“I can guarantee you this is the real deal,” Poulsen told The Associated Press. “We’re certainly not making this up.”
Poultry farms drive the local economy in parts of Wisconsin, Poulsen said, adding that a devastating outbreak of bird flu could create real hardship for farmers and consumers alike.
While details may vary, all bird flu conspiracy theories speak of a distrust of authority and institutions, and a suspicion that millions of doctors, scientists, veterinarians, journalists, and elected officials can no longer be trusted of all the world.
“Americans clearly understand that they have been repeatedly lied to by the federal government and the mainstream media and completely corrupted by drug companies,” said Dr. Joseph Mercola, an osteopath whose claims debunked about vaccines, masks and the coronavirus made him a prominent source of misinformation about COVID-19.

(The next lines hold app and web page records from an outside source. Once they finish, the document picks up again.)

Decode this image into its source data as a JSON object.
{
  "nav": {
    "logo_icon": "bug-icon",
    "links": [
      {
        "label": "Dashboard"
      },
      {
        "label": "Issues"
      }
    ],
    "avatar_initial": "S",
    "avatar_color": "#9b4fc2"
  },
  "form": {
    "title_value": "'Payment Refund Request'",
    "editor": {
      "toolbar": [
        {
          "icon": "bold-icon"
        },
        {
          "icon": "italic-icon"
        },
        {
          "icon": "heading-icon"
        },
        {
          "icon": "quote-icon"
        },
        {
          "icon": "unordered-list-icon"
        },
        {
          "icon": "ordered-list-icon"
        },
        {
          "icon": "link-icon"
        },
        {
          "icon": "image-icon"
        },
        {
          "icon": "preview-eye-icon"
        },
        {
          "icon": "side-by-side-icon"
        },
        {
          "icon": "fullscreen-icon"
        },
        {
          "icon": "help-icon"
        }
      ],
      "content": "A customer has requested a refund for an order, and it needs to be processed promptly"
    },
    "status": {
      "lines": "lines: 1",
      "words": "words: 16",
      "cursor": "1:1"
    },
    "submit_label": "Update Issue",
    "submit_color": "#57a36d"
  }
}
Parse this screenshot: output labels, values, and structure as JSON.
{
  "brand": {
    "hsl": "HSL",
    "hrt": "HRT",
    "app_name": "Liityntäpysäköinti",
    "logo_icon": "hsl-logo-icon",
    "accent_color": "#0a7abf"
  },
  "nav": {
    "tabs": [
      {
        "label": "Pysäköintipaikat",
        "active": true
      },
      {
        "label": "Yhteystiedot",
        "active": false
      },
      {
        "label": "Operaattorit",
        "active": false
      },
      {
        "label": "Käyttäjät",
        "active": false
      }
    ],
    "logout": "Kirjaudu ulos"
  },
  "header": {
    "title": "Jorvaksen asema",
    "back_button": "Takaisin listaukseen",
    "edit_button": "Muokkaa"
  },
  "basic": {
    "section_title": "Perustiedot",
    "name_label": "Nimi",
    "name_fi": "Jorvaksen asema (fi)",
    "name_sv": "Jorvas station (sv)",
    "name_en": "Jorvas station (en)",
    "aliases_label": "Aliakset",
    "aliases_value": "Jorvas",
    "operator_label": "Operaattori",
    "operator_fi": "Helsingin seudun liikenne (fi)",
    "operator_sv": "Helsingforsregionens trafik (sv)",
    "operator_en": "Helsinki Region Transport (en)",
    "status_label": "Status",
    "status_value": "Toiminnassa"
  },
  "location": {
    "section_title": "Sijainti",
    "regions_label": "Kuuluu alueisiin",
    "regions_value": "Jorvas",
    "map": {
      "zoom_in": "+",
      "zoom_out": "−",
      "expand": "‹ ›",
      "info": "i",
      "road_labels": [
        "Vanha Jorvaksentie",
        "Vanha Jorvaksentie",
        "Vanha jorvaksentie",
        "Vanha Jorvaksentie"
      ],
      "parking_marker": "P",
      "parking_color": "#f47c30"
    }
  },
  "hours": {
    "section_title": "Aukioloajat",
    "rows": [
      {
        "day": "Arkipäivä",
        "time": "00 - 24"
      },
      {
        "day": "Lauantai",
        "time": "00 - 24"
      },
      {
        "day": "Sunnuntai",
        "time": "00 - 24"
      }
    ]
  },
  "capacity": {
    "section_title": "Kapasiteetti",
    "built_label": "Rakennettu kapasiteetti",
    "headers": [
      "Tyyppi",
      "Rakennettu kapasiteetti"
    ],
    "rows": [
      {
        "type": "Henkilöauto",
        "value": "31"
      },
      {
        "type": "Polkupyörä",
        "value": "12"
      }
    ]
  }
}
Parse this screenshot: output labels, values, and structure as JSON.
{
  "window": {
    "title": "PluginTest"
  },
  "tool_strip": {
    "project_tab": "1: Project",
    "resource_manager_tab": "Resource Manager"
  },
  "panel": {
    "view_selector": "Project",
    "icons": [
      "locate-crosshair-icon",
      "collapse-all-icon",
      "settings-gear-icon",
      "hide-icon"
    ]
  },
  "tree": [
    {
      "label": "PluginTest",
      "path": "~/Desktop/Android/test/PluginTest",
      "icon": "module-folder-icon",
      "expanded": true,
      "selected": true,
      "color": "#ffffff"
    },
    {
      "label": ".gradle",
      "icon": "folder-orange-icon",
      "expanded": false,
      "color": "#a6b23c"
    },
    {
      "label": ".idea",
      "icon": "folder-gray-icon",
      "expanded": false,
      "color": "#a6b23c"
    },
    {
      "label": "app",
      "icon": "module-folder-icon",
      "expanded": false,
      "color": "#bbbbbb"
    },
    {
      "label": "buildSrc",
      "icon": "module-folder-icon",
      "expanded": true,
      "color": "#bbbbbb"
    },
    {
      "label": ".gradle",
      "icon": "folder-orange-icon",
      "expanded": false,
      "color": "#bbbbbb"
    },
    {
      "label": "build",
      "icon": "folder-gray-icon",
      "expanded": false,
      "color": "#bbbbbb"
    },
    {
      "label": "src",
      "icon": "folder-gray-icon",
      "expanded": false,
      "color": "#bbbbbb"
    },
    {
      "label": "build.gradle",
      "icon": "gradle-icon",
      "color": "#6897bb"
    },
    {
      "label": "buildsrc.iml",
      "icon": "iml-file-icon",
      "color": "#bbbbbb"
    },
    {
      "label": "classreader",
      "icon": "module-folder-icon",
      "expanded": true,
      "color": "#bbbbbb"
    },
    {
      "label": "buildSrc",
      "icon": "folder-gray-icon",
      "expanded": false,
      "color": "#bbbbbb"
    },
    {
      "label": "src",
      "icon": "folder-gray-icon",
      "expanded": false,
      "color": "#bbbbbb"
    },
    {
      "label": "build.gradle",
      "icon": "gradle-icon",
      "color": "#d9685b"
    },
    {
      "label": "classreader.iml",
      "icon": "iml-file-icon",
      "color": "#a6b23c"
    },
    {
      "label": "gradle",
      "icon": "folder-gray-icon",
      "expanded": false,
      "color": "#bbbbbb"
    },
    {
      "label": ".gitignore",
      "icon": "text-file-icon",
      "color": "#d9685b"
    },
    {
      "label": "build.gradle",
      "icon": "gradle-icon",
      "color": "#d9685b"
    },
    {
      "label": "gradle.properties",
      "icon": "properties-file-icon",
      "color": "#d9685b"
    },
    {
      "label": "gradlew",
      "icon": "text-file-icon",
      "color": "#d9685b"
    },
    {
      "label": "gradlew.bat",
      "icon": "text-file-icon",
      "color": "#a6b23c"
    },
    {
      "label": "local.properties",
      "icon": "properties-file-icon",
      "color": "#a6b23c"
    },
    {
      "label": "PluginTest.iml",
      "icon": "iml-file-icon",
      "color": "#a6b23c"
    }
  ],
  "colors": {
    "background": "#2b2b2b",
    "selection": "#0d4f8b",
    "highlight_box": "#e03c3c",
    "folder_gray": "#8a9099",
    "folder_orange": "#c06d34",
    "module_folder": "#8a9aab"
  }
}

Mercola’s interest in bird flu goes back years. A 2006 book for sale on its website, which Mercola uses to sell unproven natural health remedies, is titled “The Great Bird Flu Hoax.”
Surveys show that trust in many American institutions, including the media, has declined in recent years. Trust in science and scientific experts has also decreasedand along party lines.
Moline, the Iowa turkey farmer, said he sympathizes with people who question what they read about viruses, given the past two years. and bitter debates about masks, vaccines and lockdowns. But he said anyone who doubts the existence or severity of bird flu doesn’t understand the threat.
The 2015 outbreak was later determined to be the costliest animal health disaster in US history.. The Moline farm had to cull tens of thousands of turkeys after the flu invaded one of its barns. Farm workers now adhere to a hygiene policy aimed at limiting the spread of viruses, including wearing different pairs of boots and clothing for different stalls.
Conspiracy theories are bound to flourish in times of social unrest, according to John Jackson, dean of the University of Pennsylvania’s Annenberg School for Communication.
Before the Internet, there were probably so many people who privately doubted explanations for big events, Jackson said. But they enjoyed limited opportunities to connect with like-minded people, little opportunity to win new converts, and no way to get their views across to strangers.
Now, conspiracy theories gaining wide popularity, such as the QAnon movement or debunked claims about COVID-19 — work because they give believers a sense of control in a rapidly changing, interconnected world, Jackson said. While they can arise after disasters, murders, or plane crashes, they can also appear in times of social upheaval or rapid change.
“There is no phenomenon on the planet, whether it is bird flu or 5G, that’s not ready for conspirators yet,” Jackson said. “Now we have the coronavirus, which has traumatized us so deeply … we look at this very idea of bird flu with completely new eyes, and we bring different types of conspiracy to it.”
Claims that bird flu is a hoax used to drive up food prices also highlight real-world concerns about inflation and food shortages. Concerns that the flu is somehow linked to 5G towers underscore anxieties about technological change. Suggestions that it will be used to force vegetarianism, on the other hand, reflect uncertainties about sustainable agriculture, climate change and animal welfare.
By creating explanations, conspiracy theories can offer the believer a sense of power or control, Jackson said. But she said they also defy common sense in their cinematic fantasies about vast, sprawling conspiracies of millions of people working like clockwork to undermine human affairs.
“Conspiracy theories are based on the idea that humans have the ability to keep secrets,” Jackson said. “But they underestimate the reality that we’re not very good at keeping them.”